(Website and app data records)
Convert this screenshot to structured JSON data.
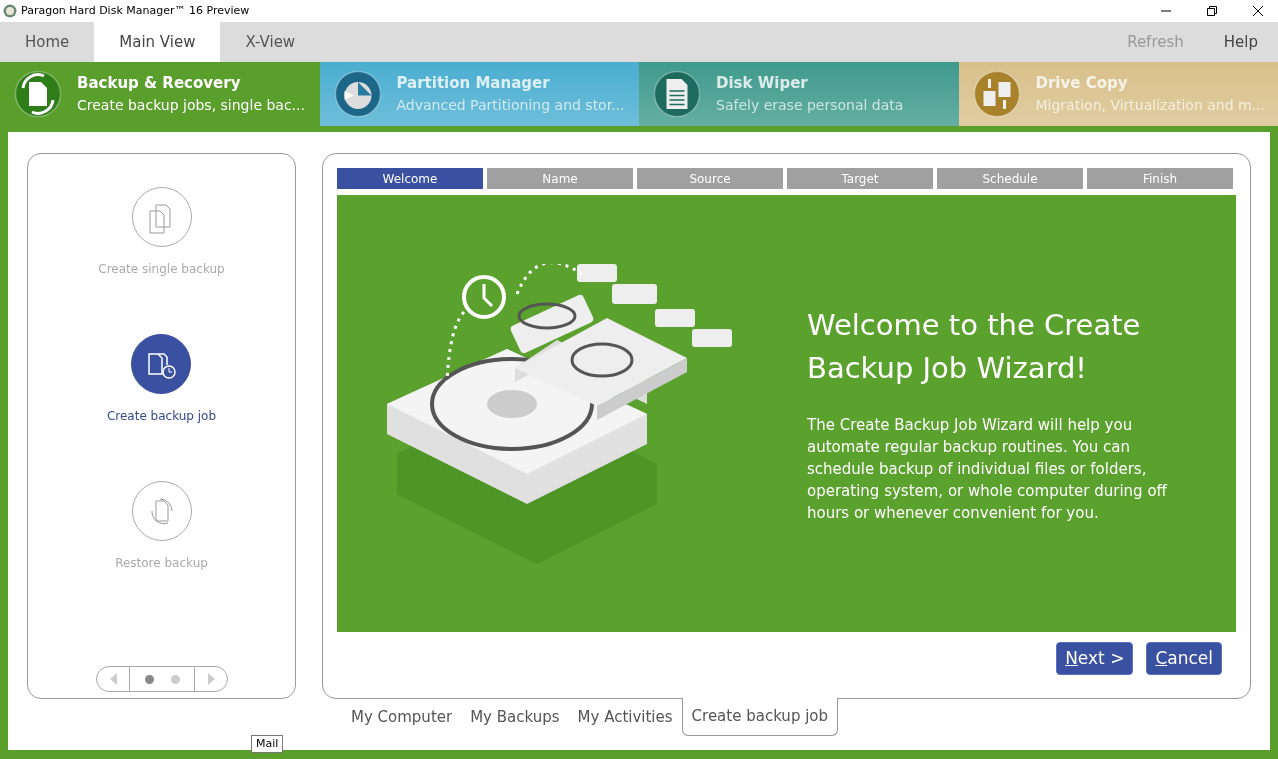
{
  "window": {
    "title": "Paragon Hard Disk Manager™ 16 Preview"
  },
  "menu_tabs": [
    {
      "label": "Home",
      "selected": false
    },
    {
      "label": "Main View",
      "selected": true
    },
    {
      "label": "X-View",
      "selected": false
    }
  ],
  "menu_actions": [
    {
      "label": "Refresh",
      "disabled": true
    },
    {
      "label": "Help",
      "disabled": false
    }
  ],
  "modules": [
    {
      "kind": "backup",
      "title": "Backup & Recovery",
      "subtitle": "Create backup jobs, single bac...",
      "selected": true,
      "color": "#5a9e2c"
    },
    {
      "kind": "partition",
      "title": "Partition Manager",
      "subtitle": "Advanced Partitioning and stor...",
      "selected": false,
      "color": "#4aaed0"
    },
    {
      "kind": "wiper",
      "title": "Disk Wiper",
      "subtitle": "Safely erase personal data",
      "selected": false,
      "color": "#3f9a8c"
    },
    {
      "kind": "copy",
      "title": "Drive Copy",
      "subtitle": "Migration, Virtualization and m...",
      "selected": false,
      "color": "#d8c08a"
    }
  ],
  "actions": [
    {
      "kind": "single",
      "label": "Create single backup",
      "selected": false
    },
    {
      "kind": "job",
      "label": "Create backup job",
      "selected": true
    },
    {
      "kind": "restore",
      "label": "Restore backup",
      "selected": false
    }
  ],
  "pager": {
    "pages": [
      {
        "selected": true
      },
      {
        "selected": false
      }
    ]
  },
  "wizard": {
    "steps": [
      {
        "label": "Welcome",
        "selected": true
      },
      {
        "label": "Name",
        "selected": false
      },
      {
        "label": "Source",
        "selected": false
      },
      {
        "label": "Target",
        "selected": false
      },
      {
        "label": "Schedule",
        "selected": false
      },
      {
        "label": "Finish",
        "selected": false
      }
    ],
    "heading": "Welcome to the Create Backup Job Wizard!",
    "body": "The Create Backup Job Wizard will help you automate regular backup routines. You can schedule backup of individual files or folders, operating system, or whole computer during off hours or whenever convenient for you.",
    "buttons": [
      {
        "label": "Next >",
        "underline_first": true
      },
      {
        "label": "Cancel",
        "underline_first": true
      }
    ]
  },
  "bottom_tabs": [
    {
      "label": "My Computer",
      "selected": false
    },
    {
      "label": "My Backups",
      "selected": false
    },
    {
      "label": "My Activities",
      "selected": false
    },
    {
      "label": "Create backup job",
      "selected": true
    }
  ],
  "tooltip": "Mail"
}
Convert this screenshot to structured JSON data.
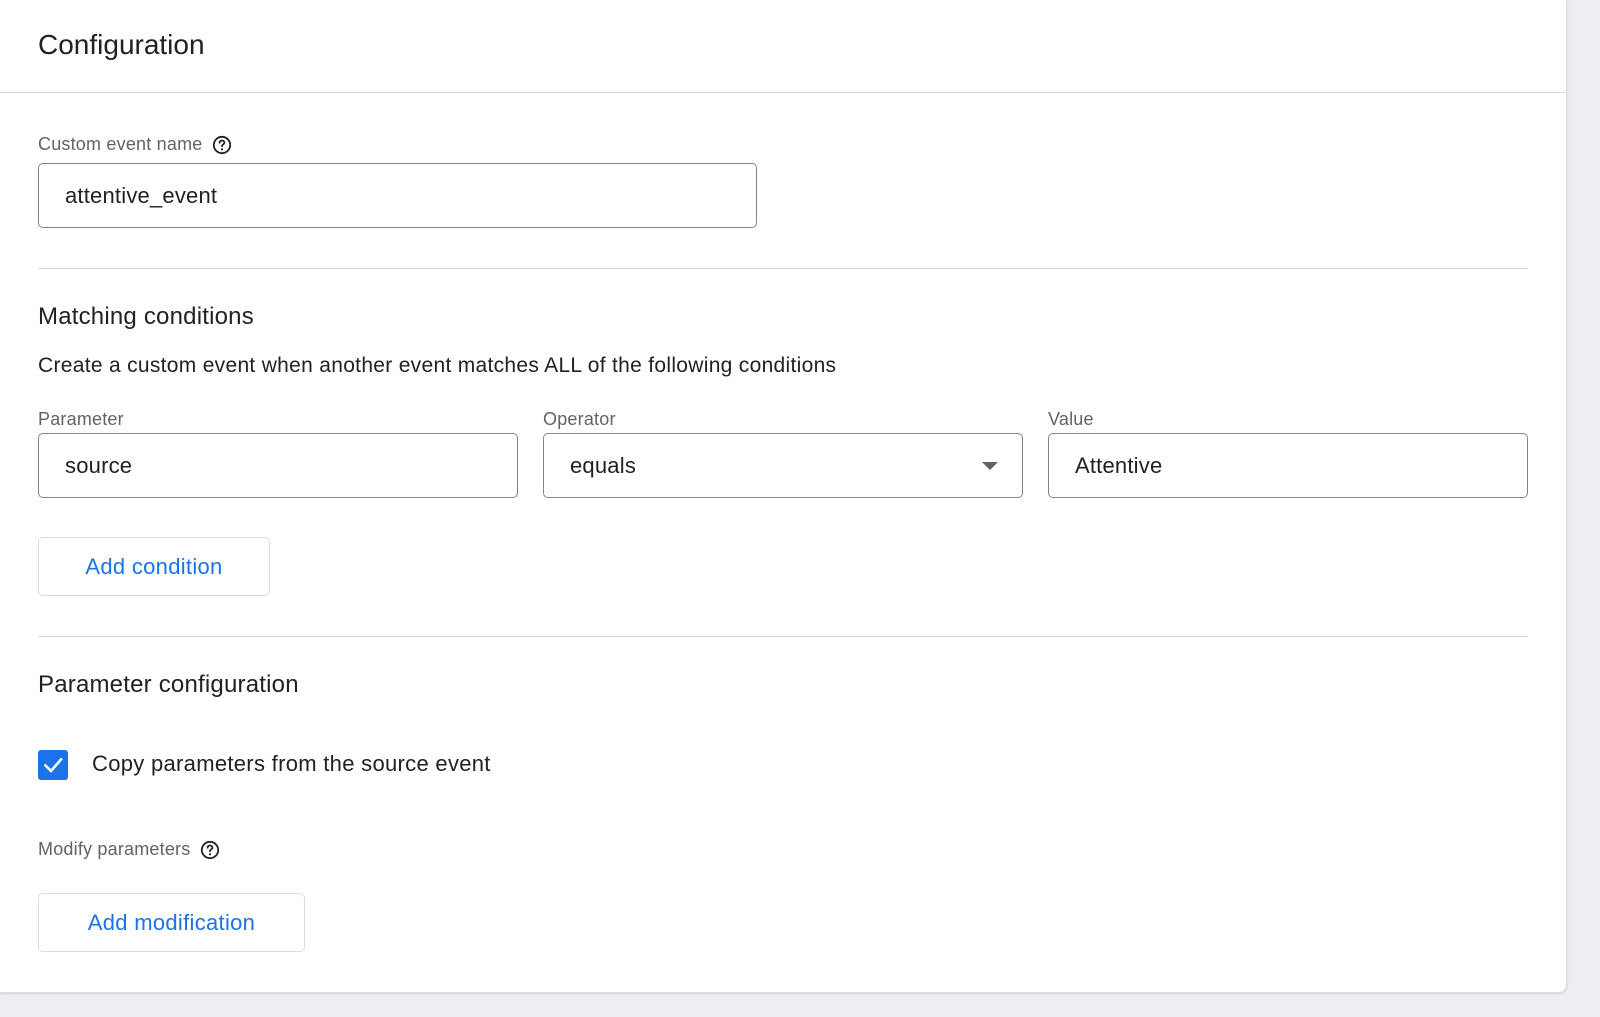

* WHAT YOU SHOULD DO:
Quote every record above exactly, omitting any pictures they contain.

* ANSWER BELOW:
Convert this screenshot to structured JSON data.
{
  "window": {
    "title": "Paragon Hard Disk Manager™ 16 Preview"
  },
  "menu_tabs": [
    {
      "label": "Home",
      "selected": false
    },
    {
      "label": "Main View",
      "selected": true
    },
    {
      "label": "X-View",
      "selected": false
    }
  ],
  "menu_actions": [
    {
      "label": "Refresh",
      "disabled": true
    },
    {
      "label": "Help",
      "disabled": false
    }
  ],
  "modules": [
    {
      "kind": "backup",
      "title": "Backup & Recovery",
      "subtitle": "Create backup jobs, single bac...",
      "selected": true,
      "color": "#5a9e2c"
    },
    {
      "kind": "partition",
      "title": "Partition Manager",
      "subtitle": "Advanced Partitioning and stor...",
      "selected": false,
      "color": "#4aaed0"
    },
    {
      "kind": "wiper",
      "title": "Disk Wiper",
      "subtitle": "Safely erase personal data",
      "selected": false,
      "color": "#3f9a8c"
    },
    {
      "kind": "copy",
      "title": "Drive Copy",
      "subtitle": "Migration, Virtualization and m...",
      "selected": false,
      "color": "#d8c08a"
    }
  ],
  "actions": [
    {
      "kind": "single",
      "label": "Create single backup",
      "selected": false
    },
    {
      "kind": "job",
      "label": "Create backup job",
      "selected": true
    },
    {
      "kind": "restore",
      "label": "Restore backup",
      "selected": false
    }
  ],
  "pager": {
    "pages": [
      {
        "selected": true
      },
      {
        "selected": false
      }
    ]
  },
  "wizard": {
    "steps": [
      {
        "label": "Welcome",
        "selected": true
      },
      {
        "label": "Name",
        "selected": false
      },
      {
        "label": "Source",
        "selected": false
      },
      {
        "label": "Target",
        "selected": false
      },
      {
        "label": "Schedule",
        "selected": false
      },
      {
        "label": "Finish",
        "selected": false
      }
    ],
    "heading": "Welcome to the Create Backup Job Wizard!",
    "body": "The Create Backup Job Wizard will help you automate regular backup routines. You can schedule backup of individual files or folders, operating system, or whole computer during off hours or whenever convenient for you.",
    "buttons": [
      {
        "label": "Next >",
        "underline_first": true
      },
      {
        "label": "Cancel",
        "underline_first": true
      }
    ]
  },
  "bottom_tabs": [
    {
      "label": "My Computer",
      "selected": false
    },
    {
      "label": "My Backups",
      "selected": false
    },
    {
      "label": "My Activities",
      "selected": false
    },
    {
      "label": "Create backup job",
      "selected": true
    }
  ],
  "tooltip": "Mail"
}
Convert this screenshot to structured JSON data.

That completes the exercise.